- **Task to carry out**
Exactly as written, give back every record below.

- **Data supplied**
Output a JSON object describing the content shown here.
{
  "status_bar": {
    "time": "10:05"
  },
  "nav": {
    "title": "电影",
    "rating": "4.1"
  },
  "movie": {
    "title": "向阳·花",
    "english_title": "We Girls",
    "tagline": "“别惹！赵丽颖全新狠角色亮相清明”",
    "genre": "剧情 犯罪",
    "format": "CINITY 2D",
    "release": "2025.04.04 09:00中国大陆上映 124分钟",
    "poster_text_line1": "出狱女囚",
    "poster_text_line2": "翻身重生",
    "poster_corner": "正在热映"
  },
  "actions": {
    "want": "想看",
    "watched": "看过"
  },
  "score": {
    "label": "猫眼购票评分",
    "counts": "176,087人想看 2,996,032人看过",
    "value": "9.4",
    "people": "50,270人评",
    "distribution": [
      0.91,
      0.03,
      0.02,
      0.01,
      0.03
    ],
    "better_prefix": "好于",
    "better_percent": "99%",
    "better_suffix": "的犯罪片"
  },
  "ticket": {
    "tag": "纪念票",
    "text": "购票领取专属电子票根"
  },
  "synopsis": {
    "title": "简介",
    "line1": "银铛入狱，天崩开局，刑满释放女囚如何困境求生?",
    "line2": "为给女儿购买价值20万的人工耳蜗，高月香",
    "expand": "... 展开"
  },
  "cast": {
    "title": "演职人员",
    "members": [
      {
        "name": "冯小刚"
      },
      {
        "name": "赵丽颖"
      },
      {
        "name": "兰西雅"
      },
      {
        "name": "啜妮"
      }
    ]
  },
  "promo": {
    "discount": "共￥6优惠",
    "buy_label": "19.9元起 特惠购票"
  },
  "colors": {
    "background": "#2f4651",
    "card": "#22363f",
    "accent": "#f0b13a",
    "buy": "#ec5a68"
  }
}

- **Completed exercise**
Output a JSON object describing the content shown here.
{
  "status_bar": {
    "time": "10:05"
  },
  "nav": {
    "title": "电影",
    "rating": "4.1"
  },
  "movie": {
    "title": "向阳·花",
    "english_title": "We Girls",
    "tagline": "“别惹！赵丽颖全新狠角色亮相清明”",
    "genre": "剧情 犯罪",
    "format": "CINITY 2D",
    "release": "2025.04.04 09:00中国大陆上映 124分钟",
    "poster_text_line1": "出狱女囚",
    "poster_text_line2": "翻身重生",
    "poster_corner": "正在热映"
  },
  "actions": {
    "want": "想看",
    "watched": "看过"
  },
  "score": {
    "label": "猫眼购票评分",
    "counts": "176,087人想看 2,996,032人看过",
    "value": "9.4",
    "people": "50,270人评",
    "distribution": [
      0.91,
      0.03,
      0.02,
      0.01,
      0.03
    ],
    "better_prefix": "好于",
    "better_percent": "99%",
    "better_suffix": "的犯罪片"
  },
  "ticket": {
    "tag": "纪念票",
    "text": "购票领取专属电子票根"
  },
  "synopsis": {
    "title": "简介",
    "line1": "银铛入狱，天崩开局，刑满释放女囚如何困境求生?",
    "line2": "为给女儿购买价值20万的人工耳蜗，高月香",
    "expand": "... 展开"
  },
  "cast": {
    "title": "演职人员",
    "members": [
      {
        "name": "冯小刚"
      },
      {
        "name": "赵丽颖"
      },
      {
        "name": "兰西雅"
      },
      {
        "name": "啜妮"
      }
    ]
  },
  "promo": {
    "discount": "共￥6优惠",
    "buy_label": "19.9元起 特惠购票"
  },
  "colors": {
    "background": "#2f4651",
    "card": "#22363f",
    "accent": "#f0b13a",
    "buy": "#ec5a68"
  }
}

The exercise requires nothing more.